Entries provided
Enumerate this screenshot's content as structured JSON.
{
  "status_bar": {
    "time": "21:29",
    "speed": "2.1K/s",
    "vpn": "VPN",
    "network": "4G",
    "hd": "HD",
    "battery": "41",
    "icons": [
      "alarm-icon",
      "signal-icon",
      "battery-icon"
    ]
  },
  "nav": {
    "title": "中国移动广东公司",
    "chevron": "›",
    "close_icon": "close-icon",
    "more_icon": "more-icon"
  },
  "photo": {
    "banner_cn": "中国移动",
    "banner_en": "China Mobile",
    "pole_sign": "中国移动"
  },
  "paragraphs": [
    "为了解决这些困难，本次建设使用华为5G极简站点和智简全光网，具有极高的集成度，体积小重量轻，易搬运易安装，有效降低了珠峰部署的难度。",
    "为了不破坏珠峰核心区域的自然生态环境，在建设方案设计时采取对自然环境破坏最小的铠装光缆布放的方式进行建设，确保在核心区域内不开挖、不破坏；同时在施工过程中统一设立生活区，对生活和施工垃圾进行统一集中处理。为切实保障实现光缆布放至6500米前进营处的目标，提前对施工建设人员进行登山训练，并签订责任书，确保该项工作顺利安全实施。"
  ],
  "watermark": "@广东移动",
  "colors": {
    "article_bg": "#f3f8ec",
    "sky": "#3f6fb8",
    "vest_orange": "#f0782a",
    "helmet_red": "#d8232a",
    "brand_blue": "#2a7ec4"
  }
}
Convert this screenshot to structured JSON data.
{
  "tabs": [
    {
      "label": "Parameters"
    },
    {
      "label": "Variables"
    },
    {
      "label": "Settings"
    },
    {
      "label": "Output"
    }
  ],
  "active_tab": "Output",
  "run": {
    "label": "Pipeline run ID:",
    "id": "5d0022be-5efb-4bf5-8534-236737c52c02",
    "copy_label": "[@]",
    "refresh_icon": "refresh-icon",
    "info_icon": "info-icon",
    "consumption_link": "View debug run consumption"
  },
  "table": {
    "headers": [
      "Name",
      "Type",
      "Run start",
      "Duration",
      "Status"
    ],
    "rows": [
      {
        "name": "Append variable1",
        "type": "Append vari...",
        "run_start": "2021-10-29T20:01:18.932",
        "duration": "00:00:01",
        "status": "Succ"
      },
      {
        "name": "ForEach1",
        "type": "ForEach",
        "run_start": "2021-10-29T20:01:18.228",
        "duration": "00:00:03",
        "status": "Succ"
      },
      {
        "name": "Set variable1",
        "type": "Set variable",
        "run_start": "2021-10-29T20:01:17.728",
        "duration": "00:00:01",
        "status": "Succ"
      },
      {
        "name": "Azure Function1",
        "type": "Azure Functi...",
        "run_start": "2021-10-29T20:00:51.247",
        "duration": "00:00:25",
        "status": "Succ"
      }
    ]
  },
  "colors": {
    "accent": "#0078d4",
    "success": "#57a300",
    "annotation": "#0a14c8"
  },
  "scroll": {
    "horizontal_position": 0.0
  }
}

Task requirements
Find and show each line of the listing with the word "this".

Output of the task
Enumerate this screenshot's content as structured JSON.
Convert this screenshot to structured JSON data.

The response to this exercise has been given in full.